There was so much dead wood between these trees, I really did not know it was in rows until we started cutting it. I was totally green, didn't know a thing. And now some of these trees I've reached very close to 100 years old. They're about 80 to 100. When I got them they were 60 to 80. Anyway, so as time went on, I learned how to cut trees and I learned how to drive a tractor, I learned how to fence.
And this place was so wild. There was tall grass everywhere, there was barbed wire, there was trash. And this is what it like now with a lot, a lot of love and work.
So then across the way is a gal who's about 100 years old. She told me what kind of apples we have. We have double red delicious, which are the older trees back over here.
So they're similar to a red delicious, but these are crispy and they have Better flavor. And we're organic also, just so you know that. And then we have Jonathan's and rums, which are sweet and tart. And now we do apple picking every September at the end of September on weekends."

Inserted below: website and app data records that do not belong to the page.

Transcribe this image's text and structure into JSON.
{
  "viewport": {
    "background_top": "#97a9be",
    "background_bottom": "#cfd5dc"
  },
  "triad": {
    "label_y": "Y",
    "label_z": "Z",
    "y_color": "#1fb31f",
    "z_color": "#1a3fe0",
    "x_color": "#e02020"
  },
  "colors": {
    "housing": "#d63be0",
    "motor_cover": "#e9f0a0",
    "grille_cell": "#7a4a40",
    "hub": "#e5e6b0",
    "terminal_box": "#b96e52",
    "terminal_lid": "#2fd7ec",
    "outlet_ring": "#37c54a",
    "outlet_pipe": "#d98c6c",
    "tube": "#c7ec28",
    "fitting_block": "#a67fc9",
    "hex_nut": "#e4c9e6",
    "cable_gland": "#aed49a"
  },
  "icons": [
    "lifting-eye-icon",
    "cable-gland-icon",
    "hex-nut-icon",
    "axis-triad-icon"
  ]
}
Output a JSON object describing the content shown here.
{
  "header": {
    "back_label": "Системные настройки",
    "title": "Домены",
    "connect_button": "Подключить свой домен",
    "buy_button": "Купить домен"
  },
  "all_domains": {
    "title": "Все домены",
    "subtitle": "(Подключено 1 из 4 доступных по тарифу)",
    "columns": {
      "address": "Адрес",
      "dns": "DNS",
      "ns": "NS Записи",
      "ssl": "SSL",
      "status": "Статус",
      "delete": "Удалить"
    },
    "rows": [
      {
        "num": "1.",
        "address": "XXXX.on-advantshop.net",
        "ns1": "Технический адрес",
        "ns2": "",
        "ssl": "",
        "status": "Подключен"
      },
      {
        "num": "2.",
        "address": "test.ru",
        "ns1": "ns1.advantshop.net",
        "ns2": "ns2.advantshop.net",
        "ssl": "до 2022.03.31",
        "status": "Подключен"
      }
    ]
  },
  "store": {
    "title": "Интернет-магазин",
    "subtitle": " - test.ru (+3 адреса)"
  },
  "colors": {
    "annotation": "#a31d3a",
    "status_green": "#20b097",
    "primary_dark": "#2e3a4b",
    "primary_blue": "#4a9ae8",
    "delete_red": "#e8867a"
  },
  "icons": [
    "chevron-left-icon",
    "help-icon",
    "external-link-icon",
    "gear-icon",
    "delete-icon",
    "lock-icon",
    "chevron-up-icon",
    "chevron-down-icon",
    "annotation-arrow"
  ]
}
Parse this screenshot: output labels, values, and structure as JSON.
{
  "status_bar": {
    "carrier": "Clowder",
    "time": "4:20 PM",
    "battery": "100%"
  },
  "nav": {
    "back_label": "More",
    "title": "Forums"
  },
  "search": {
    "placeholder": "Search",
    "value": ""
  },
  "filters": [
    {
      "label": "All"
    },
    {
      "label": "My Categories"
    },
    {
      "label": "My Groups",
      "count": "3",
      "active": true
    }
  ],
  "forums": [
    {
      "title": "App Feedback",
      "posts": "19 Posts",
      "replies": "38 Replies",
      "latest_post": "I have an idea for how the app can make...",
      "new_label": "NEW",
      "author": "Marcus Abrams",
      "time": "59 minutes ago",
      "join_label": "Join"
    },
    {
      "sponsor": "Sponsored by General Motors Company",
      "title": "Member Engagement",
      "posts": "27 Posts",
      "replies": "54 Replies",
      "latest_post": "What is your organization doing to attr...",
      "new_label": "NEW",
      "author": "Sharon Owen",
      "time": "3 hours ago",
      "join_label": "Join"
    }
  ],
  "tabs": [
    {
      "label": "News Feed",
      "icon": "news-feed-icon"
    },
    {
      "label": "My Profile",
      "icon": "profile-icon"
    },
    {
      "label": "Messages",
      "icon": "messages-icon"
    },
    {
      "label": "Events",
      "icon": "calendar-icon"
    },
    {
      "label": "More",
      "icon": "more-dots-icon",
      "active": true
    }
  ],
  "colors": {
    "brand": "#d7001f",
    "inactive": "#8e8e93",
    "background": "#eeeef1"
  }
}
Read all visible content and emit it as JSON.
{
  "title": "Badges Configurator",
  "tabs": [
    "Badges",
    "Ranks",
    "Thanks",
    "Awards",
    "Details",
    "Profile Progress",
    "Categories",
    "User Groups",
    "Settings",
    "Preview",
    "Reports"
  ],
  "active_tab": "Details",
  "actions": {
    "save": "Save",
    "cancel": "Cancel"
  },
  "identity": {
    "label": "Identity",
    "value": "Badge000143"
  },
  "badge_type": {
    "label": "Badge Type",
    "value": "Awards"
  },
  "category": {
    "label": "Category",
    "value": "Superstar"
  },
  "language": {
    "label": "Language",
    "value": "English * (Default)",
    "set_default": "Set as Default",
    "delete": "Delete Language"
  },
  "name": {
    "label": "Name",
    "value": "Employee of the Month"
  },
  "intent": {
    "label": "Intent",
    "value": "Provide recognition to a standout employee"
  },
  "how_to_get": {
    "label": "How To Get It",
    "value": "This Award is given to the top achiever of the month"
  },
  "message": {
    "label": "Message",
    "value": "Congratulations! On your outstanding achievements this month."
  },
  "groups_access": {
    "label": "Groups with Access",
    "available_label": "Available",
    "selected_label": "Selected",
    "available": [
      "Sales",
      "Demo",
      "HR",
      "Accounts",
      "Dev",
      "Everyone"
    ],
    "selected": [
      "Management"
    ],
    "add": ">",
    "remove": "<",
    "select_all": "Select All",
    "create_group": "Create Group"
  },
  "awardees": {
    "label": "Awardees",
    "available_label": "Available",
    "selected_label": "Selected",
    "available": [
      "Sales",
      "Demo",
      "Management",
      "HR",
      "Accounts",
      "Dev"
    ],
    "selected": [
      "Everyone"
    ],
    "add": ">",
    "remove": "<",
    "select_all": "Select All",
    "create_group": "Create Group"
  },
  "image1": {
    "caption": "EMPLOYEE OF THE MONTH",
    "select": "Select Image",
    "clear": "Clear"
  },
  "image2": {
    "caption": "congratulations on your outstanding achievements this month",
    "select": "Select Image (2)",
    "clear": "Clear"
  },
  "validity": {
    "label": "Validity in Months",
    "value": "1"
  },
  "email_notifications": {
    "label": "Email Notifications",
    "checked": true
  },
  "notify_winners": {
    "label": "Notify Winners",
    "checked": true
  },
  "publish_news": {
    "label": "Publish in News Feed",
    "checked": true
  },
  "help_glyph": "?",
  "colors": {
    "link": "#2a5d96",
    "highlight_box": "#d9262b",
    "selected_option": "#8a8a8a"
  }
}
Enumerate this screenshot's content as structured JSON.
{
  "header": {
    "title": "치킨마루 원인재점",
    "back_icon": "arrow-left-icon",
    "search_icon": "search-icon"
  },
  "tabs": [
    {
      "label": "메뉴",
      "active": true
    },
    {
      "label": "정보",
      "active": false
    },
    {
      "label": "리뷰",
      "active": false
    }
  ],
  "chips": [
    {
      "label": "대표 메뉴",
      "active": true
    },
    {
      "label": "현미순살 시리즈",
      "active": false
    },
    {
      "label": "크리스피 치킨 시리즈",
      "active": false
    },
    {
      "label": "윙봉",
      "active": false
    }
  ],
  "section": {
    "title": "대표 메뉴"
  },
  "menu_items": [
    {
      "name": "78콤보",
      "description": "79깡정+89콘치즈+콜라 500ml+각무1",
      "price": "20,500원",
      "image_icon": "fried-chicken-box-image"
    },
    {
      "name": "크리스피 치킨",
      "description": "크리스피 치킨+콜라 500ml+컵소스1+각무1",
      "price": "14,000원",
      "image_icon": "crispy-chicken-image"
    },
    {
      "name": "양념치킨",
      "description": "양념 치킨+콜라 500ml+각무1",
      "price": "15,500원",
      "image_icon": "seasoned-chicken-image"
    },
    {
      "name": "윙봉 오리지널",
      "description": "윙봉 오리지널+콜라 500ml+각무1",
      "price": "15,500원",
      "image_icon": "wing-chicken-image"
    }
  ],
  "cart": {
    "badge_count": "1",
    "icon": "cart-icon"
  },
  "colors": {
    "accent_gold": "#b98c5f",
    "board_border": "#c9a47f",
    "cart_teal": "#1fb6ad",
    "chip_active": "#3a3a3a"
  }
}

Thanks to patience and careful maintenance, the trees now produce nearly every year and are quite healthy despite their age. The property’s manager Luis oversees the wellbeing of the orchard, and assists with the production of apple cider, hemp products, and honey. Kirsty says that the state of the orchard now is thanks to trial and error, as well as information available on the internet throughout the process.

Another no-cost workshop will be available in Basalt on March 23rd, and the intermediate hands-on experience for volunteers will be on March 30th. That final session is the opportunity for volunteers to lend their new skills for the maintenance of Emma Townsite during the workshop.

More information by emailing:

Information on the last workshop of the month in Basalt:

Information on the Emma Townsite volunteer day:\

Hattison Rensberry has a Bachelor’s Degree in Graphic Design and Drawing, but has worked for newsrooms in various capacities since 2019.
She also provides Editorial Design for the Sopris Sun.